[Data about app and page elements]
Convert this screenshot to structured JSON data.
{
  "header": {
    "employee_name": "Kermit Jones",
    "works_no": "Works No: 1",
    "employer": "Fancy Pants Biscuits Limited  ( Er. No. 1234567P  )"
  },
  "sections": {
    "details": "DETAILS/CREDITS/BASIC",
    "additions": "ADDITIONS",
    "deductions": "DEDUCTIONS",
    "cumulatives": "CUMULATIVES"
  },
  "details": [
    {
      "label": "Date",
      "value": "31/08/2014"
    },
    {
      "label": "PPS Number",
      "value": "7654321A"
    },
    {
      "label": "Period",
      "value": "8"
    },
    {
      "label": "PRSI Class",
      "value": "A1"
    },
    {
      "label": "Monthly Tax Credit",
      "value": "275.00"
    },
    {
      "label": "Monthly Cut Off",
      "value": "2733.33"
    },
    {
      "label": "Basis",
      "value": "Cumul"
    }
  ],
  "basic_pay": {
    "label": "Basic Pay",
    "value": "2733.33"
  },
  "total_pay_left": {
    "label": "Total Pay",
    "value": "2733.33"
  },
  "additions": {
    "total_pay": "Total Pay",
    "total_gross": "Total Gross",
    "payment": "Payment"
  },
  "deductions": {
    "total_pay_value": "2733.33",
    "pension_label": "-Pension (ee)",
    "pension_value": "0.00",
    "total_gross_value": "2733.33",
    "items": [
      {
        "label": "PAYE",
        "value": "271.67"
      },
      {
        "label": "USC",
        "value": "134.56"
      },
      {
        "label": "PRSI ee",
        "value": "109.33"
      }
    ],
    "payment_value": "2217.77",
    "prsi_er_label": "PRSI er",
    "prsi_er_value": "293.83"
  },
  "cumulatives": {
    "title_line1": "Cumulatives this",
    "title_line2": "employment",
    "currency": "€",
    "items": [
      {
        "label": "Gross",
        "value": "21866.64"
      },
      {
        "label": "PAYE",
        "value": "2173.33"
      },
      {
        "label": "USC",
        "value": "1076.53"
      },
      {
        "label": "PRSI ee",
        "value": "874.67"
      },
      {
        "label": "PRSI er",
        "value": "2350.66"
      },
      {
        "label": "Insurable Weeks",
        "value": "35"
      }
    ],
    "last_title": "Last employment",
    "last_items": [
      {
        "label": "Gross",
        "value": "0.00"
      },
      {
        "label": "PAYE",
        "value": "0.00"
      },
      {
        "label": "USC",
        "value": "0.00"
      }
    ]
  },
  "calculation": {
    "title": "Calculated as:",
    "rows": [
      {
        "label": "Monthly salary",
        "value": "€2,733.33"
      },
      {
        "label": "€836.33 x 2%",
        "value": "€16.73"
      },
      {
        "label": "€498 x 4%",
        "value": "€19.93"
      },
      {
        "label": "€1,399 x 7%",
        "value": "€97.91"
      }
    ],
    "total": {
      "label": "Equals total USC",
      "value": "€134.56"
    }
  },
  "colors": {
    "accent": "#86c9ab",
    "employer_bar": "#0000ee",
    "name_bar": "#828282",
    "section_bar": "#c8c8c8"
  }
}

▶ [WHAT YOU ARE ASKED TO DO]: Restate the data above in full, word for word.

▶ [COMPLETED EXERCISE]:
Convert this screenshot to structured JSON data.
{
  "header": {
    "employee_name": "Kermit Jones",
    "works_no": "Works No: 1",
    "employer": "Fancy Pants Biscuits Limited  ( Er. No. 1234567P  )"
  },
  "sections": {
    "details": "DETAILS/CREDITS/BASIC",
    "additions": "ADDITIONS",
    "deductions": "DEDUCTIONS",
    "cumulatives": "CUMULATIVES"
  },
  "details": [
    {
      "label": "Date",
      "value": "31/08/2014"
    },
    {
      "label": "PPS Number",
      "value": "7654321A"
    },
    {
      "label": "Period",
      "value": "8"
    },
    {
      "label": "PRSI Class",
      "value": "A1"
    },
    {
      "label": "Monthly Tax Credit",
      "value": "275.00"
    },
    {
      "label": "Monthly Cut Off",
      "value": "2733.33"
    },
    {
      "label": "Basis",
      "value": "Cumul"
    }
  ],
  "basic_pay": {
    "label": "Basic Pay",
    "value": "2733.33"
  },
  "total_pay_left": {
    "label": "Total Pay",
    "value": "2733.33"
  },
  "additions": {
    "total_pay": "Total Pay",
    "total_gross": "Total Gross",
    "payment": "Payment"
  },
  "deductions": {
    "total_pay_value": "2733.33",
    "pension_label": "-Pension (ee)",
    "pension_value": "0.00",
    "total_gross_value": "2733.33",
    "items": [
      {
        "label": "PAYE",
        "value": "271.67"
      },
      {
        "label": "USC",
        "value": "134.56"
      },
      {
        "label": "PRSI ee",
        "value": "109.33"
      }
    ],
    "payment_value": "2217.77",
    "prsi_er_label": "PRSI er",
    "prsi_er_value": "293.83"
  },
  "cumulatives": {
    "title_line1": "Cumulatives this",
    "title_line2": "employment",
    "currency": "€",
    "items": [
      {
        "label": "Gross",
        "value": "21866.64"
      },
      {
        "label": "PAYE",
        "value": "2173.33"
      },
      {
        "label": "USC",
        "value": "1076.53"
      },
      {
        "label": "PRSI ee",
        "value": "874.67"
      },
      {
        "label": "PRSI er",
        "value": "2350.66"
      },
      {
        "label": "Insurable Weeks",
        "value": "35"
      }
    ],
    "last_title": "Last employment",
    "last_items": [
      {
        "label": "Gross",
        "value": "0.00"
      },
      {
        "label": "PAYE",
        "value": "0.00"
      },
      {
        "label": "USC",
        "value": "0.00"
      }
    ]
  },
  "calculation": {
    "title": "Calculated as:",
    "rows": [
      {
        "label": "Monthly salary",
        "value": "€2,733.33"
      },
      {
        "label": "€836.33 x 2%",
        "value": "€16.73"
      },
      {
        "label": "€498 x 4%",
        "value": "€19.93"
      },
      {
        "label": "€1,399 x 7%",
        "value": "€97.91"
      }
    ],
    "total": {
      "label": "Equals total USC",
      "value": "€134.56"
    }
  },
  "colors": {
    "accent": "#86c9ab",
    "employer_bar": "#0000ee",
    "name_bar": "#828282",
    "section_bar": "#c8c8c8"
  }
}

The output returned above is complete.